Pondus, uno crure, and Polykleitos’ statues
Authors: Gianfranco Adornato
In: Excellence. Studies in honour of Olga Palagia
Edited by: H.R. Goette – I. Leventi
Publisher: Rahden: Leidorf, 2019

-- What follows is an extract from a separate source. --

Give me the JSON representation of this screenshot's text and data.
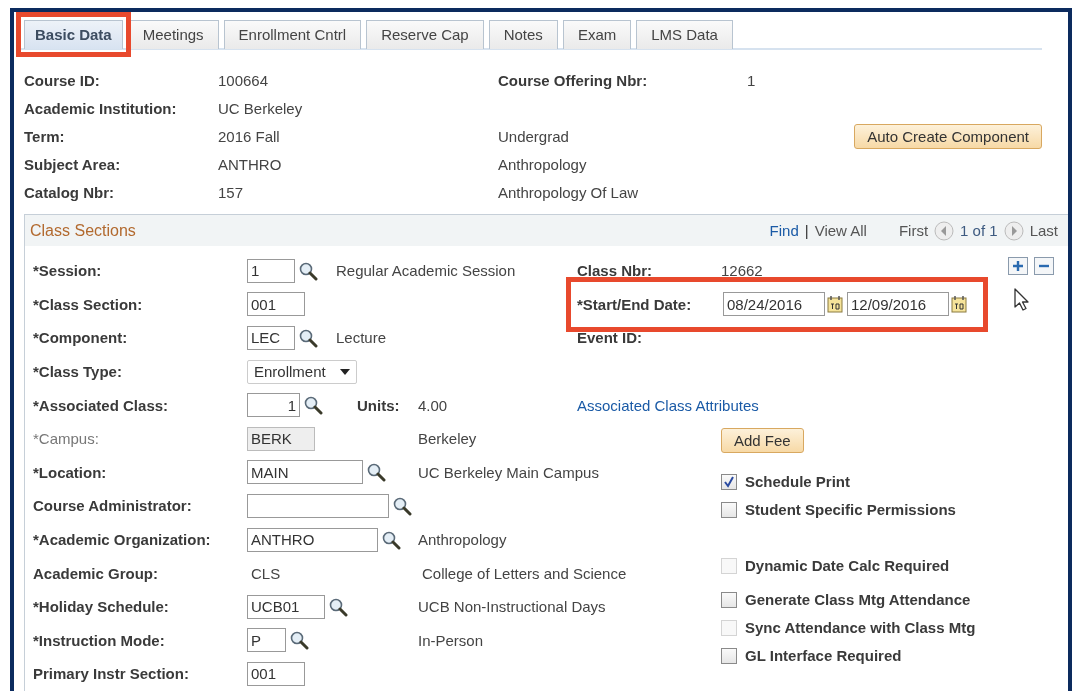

Description: The article focuses on aesthetic judgments on Greek artists, mainly on Polykleitos, and on technical and formal achievements in Greek sculpture during the fifth century. The first part investigates the concept of pondus, as attested in Latin sources, in order to better understand Quintilian’s statement on the lack of pondus in Polykleitos’s statues. In my perspective, the term can be associated to the new, peculiar stance of Polykleitos’s statues, uno crure or on one leg, as attested by Pliny the Elder. The second part explores the archaeological evidence and the technical and stylistic improvements on fifth-century sculpture. Thanks to the analysis of the dowel holes of extant dedications, it is worth noting that the stance on one leg was introduced for the first time by Polykleitos on the Kyniskos’ monument in Olympia. From an art historical point of view, it represents a turning point and a significant progress in the representation of the male body, in the rendering of the standing figure, and in technique.